*** SUPPLIED DATA Section Begins ***

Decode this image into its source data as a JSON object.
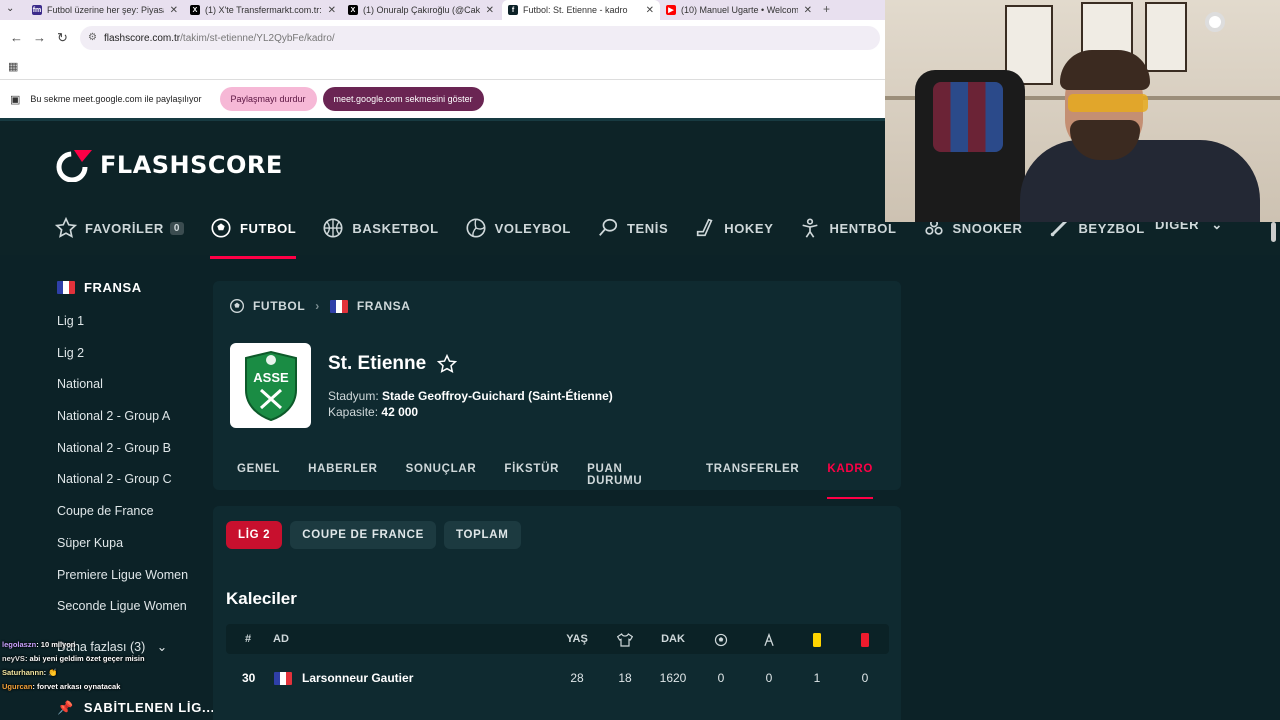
{
  "browser": {
    "tabs": [
      {
        "title": "Futbol üzerine her şey: Piyasa D",
        "favicon_color": "#3b2a8a",
        "favicon_glyph": "fm"
      },
      {
        "title": "(1) X'te Transfermarkt.com.tr: \"I",
        "favicon_color": "#000000",
        "favicon_glyph": "X"
      },
      {
        "title": "(1) Onuralp Çakıroğlu (@Cakro",
        "favicon_color": "#000000",
        "favicon_glyph": "X"
      },
      {
        "title": "Futbol: St. Etienne - kadro",
        "favicon_color": "#0c2227",
        "favicon_glyph": "f"
      },
      {
        "title": "(10) Manuel Ugarte • Welcome",
        "favicon_color": "#ff0000",
        "favicon_glyph": "▶"
      }
    ],
    "url_host": "flashscore.com.tr",
    "url_path": "/takim/st-etienne/YL2QybFe/kadro/",
    "share_text": "Bu sekme meet.google.com ile paylaşılıyor",
    "stop_sharing": "Paylaşmayı durdur",
    "show_tab": "meet.google.com sekmesini göster"
  },
  "site": {
    "logo_text": "FLASHSCORE",
    "nav": [
      {
        "label": "FAVORİLER",
        "icon": "star-icon",
        "badge": "0"
      },
      {
        "label": "FUTBOL",
        "icon": "soccer-ball-icon",
        "active": true
      },
      {
        "label": "BASKETBOL",
        "icon": "basketball-icon"
      },
      {
        "label": "VOLEYBOL",
        "icon": "volleyball-icon"
      },
      {
        "label": "TENİS",
        "icon": "tennis-icon"
      },
      {
        "label": "HOKEY",
        "icon": "hockey-icon"
      },
      {
        "label": "HENTBOL",
        "icon": "handball-icon"
      },
      {
        "label": "SNOOKER",
        "icon": "snooker-icon"
      },
      {
        "label": "BEYZBOL",
        "icon": "baseball-icon"
      }
    ],
    "nav_more": "DİĞER",
    "accent": "#ff0046"
  },
  "sidebar": {
    "country": "FRANSA",
    "items": [
      "Lig 1",
      "Lig 2",
      "National",
      "National 2 - Group A",
      "National 2 - Group B",
      "National 2 - Group C",
      "Coupe de France",
      "Süper Kupa",
      "Premiere Ligue Women",
      "Seconde Ligue Women"
    ],
    "more": "Daha fazlası (3)",
    "pinned": "SABİTLENEN LİG..."
  },
  "team": {
    "crumbs": [
      "FUTBOL",
      "FRANSA"
    ],
    "name": "St. Etienne",
    "stadium_label": "Stadyum:",
    "stadium": "Stade Geoffroy-Guichard (Saint-Étienne)",
    "capacity_label": "Kapasite:",
    "capacity": "42 000",
    "crest_text": "ASSE",
    "tabs": [
      "GENEL",
      "HABERLER",
      "SONUÇLAR",
      "FİKSTÜR",
      "PUAN DURUMU",
      "TRANSFERLER",
      "KADRO"
    ]
  },
  "squad": {
    "filters": [
      "LİG 2",
      "COUPE DE FRANCE",
      "TOPLAM"
    ],
    "section": "Kaleciler",
    "headers": {
      "num": "#",
      "name": "AD",
      "age": "YAŞ",
      "dak": "DAK"
    },
    "rows": [
      {
        "num": "30",
        "name": "Larsonneur Gautier",
        "age": "28",
        "matches": "18",
        "minutes": "1620",
        "goals": "0",
        "assists": "0",
        "yellow": "1",
        "red": "0"
      }
    ]
  },
  "chat": [
    {
      "user": "legolaszn",
      "msg": ": 10 milyon"
    },
    {
      "user": "neyVS",
      "msg": ": abi yeni geldim özet geçer misin"
    },
    {
      "user": "Saturhannn",
      "msg": ": 👏"
    },
    {
      "user": "Ugurcan",
      "msg": ": forvet arkası oynatacak"
    }
  ]
}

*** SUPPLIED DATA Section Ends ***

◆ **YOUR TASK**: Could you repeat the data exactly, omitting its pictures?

◆ **EXPECTED OUTPUT**:
Decode this image into its source data as a JSON object.
{
  "browser": {
    "tabs": [
      {
        "title": "Futbol üzerine her şey: Piyasa D",
        "favicon_color": "#3b2a8a",
        "favicon_glyph": "fm"
      },
      {
        "title": "(1) X'te Transfermarkt.com.tr: \"I",
        "favicon_color": "#000000",
        "favicon_glyph": "X"
      },
      {
        "title": "(1) Onuralp Çakıroğlu (@Cakro",
        "favicon_color": "#000000",
        "favicon_glyph": "X"
      },
      {
        "title": "Futbol: St. Etienne - kadro",
        "favicon_color": "#0c2227",
        "favicon_glyph": "f"
      },
      {
        "title": "(10) Manuel Ugarte • Welcome",
        "favicon_color": "#ff0000",
        "favicon_glyph": "▶"
      }
    ],
    "url_host": "flashscore.com.tr",
    "url_path": "/takim/st-etienne/YL2QybFe/kadro/",
    "share_text": "Bu sekme meet.google.com ile paylaşılıyor",
    "stop_sharing": "Paylaşmayı durdur",
    "show_tab": "meet.google.com sekmesini göster"
  },
  "site": {
    "logo_text": "FLASHSCORE",
    "nav": [
      {
        "label": "FAVORİLER",
        "icon": "star-icon",
        "badge": "0"
      },
      {
        "label": "FUTBOL",
        "icon": "soccer-ball-icon",
        "active": true
      },
      {
        "label": "BASKETBOL",
        "icon": "basketball-icon"
      },
      {
        "label": "VOLEYBOL",
        "icon": "volleyball-icon"
      },
      {
        "label": "TENİS",
        "icon": "tennis-icon"
      },
      {
        "label": "HOKEY",
        "icon": "hockey-icon"
      },
      {
        "label": "HENTBOL",
        "icon": "handball-icon"
      },
      {
        "label": "SNOOKER",
        "icon": "snooker-icon"
      },
      {
        "label": "BEYZBOL",
        "icon": "baseball-icon"
      }
    ],
    "nav_more": "DİĞER",
    "accent": "#ff0046"
  },
  "sidebar": {
    "country": "FRANSA",
    "items": [
      "Lig 1",
      "Lig 2",
      "National",
      "National 2 - Group A",
      "National 2 - Group B",
      "National 2 - Group C",
      "Coupe de France",
      "Süper Kupa",
      "Premiere Ligue Women",
      "Seconde Ligue Women"
    ],
    "more": "Daha fazlası (3)",
    "pinned": "SABİTLENEN LİG..."
  },
  "team": {
    "crumbs": [
      "FUTBOL",
      "FRANSA"
    ],
    "name": "St. Etienne",
    "stadium_label": "Stadyum:",
    "stadium": "Stade Geoffroy-Guichard (Saint-Étienne)",
    "capacity_label": "Kapasite:",
    "capacity": "42 000",
    "crest_text": "ASSE",
    "tabs": [
      "GENEL",
      "HABERLER",
      "SONUÇLAR",
      "FİKSTÜR",
      "PUAN DURUMU",
      "TRANSFERLER",
      "KADRO"
    ]
  },
  "squad": {
    "filters": [
      "LİG 2",
      "COUPE DE FRANCE",
      "TOPLAM"
    ],
    "section": "Kaleciler",
    "headers": {
      "num": "#",
      "name": "AD",
      "age": "YAŞ",
      "dak": "DAK"
    },
    "rows": [
      {
        "num": "30",
        "name": "Larsonneur Gautier",
        "age": "28",
        "matches": "18",
        "minutes": "1620",
        "goals": "0",
        "assists": "0",
        "yellow": "1",
        "red": "0"
      }
    ]
  },
  "chat": [
    {
      "user": "legolaszn",
      "msg": ": 10 milyon"
    },
    {
      "user": "neyVS",
      "msg": ": abi yeni geldim özet geçer misin"
    },
    {
      "user": "Saturhannn",
      "msg": ": 👏"
    },
    {
      "user": "Ugurcan",
      "msg": ": forvet arkası oynatacak"
    }
  ]
}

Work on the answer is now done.